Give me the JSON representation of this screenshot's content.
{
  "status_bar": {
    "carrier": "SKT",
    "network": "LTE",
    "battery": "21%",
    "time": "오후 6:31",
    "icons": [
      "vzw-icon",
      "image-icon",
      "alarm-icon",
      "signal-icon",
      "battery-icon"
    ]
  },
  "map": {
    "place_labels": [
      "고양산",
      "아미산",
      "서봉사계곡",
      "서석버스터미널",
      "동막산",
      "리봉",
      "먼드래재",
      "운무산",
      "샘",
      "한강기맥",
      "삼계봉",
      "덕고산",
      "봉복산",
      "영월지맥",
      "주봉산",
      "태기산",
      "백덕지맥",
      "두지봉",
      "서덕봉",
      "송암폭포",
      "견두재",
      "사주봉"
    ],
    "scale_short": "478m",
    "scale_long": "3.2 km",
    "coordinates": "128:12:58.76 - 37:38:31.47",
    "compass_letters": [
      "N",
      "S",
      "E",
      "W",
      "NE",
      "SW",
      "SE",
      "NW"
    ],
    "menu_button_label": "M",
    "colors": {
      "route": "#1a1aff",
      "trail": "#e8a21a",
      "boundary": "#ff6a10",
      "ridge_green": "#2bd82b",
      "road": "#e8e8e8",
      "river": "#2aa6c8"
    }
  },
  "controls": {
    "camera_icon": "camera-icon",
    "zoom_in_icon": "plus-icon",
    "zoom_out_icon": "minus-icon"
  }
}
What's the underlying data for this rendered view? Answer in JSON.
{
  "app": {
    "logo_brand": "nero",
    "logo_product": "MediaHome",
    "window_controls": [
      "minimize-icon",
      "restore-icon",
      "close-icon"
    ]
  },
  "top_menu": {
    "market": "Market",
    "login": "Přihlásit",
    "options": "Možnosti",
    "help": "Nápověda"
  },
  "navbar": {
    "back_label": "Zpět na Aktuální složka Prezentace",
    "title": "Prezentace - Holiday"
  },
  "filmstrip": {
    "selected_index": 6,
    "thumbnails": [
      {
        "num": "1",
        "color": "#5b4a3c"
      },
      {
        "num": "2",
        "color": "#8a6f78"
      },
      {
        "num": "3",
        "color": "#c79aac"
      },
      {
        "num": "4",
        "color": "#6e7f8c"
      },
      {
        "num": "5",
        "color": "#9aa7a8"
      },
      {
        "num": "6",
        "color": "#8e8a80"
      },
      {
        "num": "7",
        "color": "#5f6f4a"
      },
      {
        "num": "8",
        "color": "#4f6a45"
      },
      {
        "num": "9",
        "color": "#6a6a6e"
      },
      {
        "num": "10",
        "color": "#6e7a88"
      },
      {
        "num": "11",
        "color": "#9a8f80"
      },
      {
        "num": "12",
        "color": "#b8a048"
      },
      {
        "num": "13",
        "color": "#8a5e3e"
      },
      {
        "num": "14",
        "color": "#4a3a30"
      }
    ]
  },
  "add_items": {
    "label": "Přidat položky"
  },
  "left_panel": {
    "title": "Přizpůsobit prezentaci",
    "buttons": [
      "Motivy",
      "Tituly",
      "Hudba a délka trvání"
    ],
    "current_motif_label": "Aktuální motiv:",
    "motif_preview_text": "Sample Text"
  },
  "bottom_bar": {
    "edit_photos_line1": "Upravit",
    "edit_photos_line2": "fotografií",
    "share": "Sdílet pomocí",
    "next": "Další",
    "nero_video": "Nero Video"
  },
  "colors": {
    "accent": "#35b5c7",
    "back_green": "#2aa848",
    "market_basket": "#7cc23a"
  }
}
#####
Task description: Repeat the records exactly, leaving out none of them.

Expected output:
Give me the JSON representation of this screenshot's content.
{
  "status_bar": {
    "carrier": "SKT",
    "network": "LTE",
    "battery": "21%",
    "time": "오후 6:31",
    "icons": [
      "vzw-icon",
      "image-icon",
      "alarm-icon",
      "signal-icon",
      "battery-icon"
    ]
  },
  "map": {
    "place_labels": [
      "고양산",
      "아미산",
      "서봉사계곡",
      "서석버스터미널",
      "동막산",
      "리봉",
      "먼드래재",
      "운무산",
      "샘",
      "한강기맥",
      "삼계봉",
      "덕고산",
      "봉복산",
      "영월지맥",
      "주봉산",
      "태기산",
      "백덕지맥",
      "두지봉",
      "서덕봉",
      "송암폭포",
      "견두재",
      "사주봉"
    ],
    "scale_short": "478m",
    "scale_long": "3.2 km",
    "coordinates": "128:12:58.76 - 37:38:31.47",
    "compass_letters": [
      "N",
      "S",
      "E",
      "W",
      "NE",
      "SW",
      "SE",
      "NW"
    ],
    "menu_button_label": "M",
    "colors": {
      "route": "#1a1aff",
      "trail": "#e8a21a",
      "boundary": "#ff6a10",
      "ridge_green": "#2bd82b",
      "road": "#e8e8e8",
      "river": "#2aa6c8"
    }
  },
  "controls": {
    "camera_icon": "camera-icon",
    "zoom_in_icon": "plus-icon",
    "zoom_out_icon": "minus-icon"
  }
}
What's the underlying data for this rendered view? Answer in JSON.
{
  "app": {
    "logo_brand": "nero",
    "logo_product": "MediaHome",
    "window_controls": [
      "minimize-icon",
      "restore-icon",
      "close-icon"
    ]
  },
  "top_menu": {
    "market": "Market",
    "login": "Přihlásit",
    "options": "Možnosti",
    "help": "Nápověda"
  },
  "navbar": {
    "back_label": "Zpět na Aktuální složka Prezentace",
    "title": "Prezentace - Holiday"
  },
  "filmstrip": {
    "selected_index": 6,
    "thumbnails": [
      {
        "num": "1",
        "color": "#5b4a3c"
      },
      {
        "num": "2",
        "color": "#8a6f78"
      },
      {
        "num": "3",
        "color": "#c79aac"
      },
      {
        "num": "4",
        "color": "#6e7f8c"
      },
      {
        "num": "5",
        "color": "#9aa7a8"
      },
      {
        "num": "6",
        "color": "#8e8a80"
      },
      {
        "num": "7",
        "color": "#5f6f4a"
      },
      {
        "num": "8",
        "color": "#4f6a45"
      },
      {
        "num": "9",
        "color": "#6a6a6e"
      },
      {
        "num": "10",
        "color": "#6e7a88"
      },
      {
        "num": "11",
        "color": "#9a8f80"
      },
      {
        "num": "12",
        "color": "#b8a048"
      },
      {
        "num": "13",
        "color": "#8a5e3e"
      },
      {
        "num": "14",
        "color": "#4a3a30"
      }
    ]
  },
  "add_items": {
    "label": "Přidat položky"
  },
  "left_panel": {
    "title": "Přizpůsobit prezentaci",
    "buttons": [
      "Motivy",
      "Tituly",
      "Hudba a délka trvání"
    ],
    "current_motif_label": "Aktuální motiv:",
    "motif_preview_text": "Sample Text"
  },
  "bottom_bar": {
    "edit_photos_line1": "Upravit",
    "edit_photos_line2": "fotografií",
    "share": "Sdílet pomocí",
    "next": "Další",
    "nero_video": "Nero Video"
  },
  "colors": {
    "accent": "#35b5c7",
    "back_green": "#2aa848",
    "market_basket": "#7cc23a"
  }
}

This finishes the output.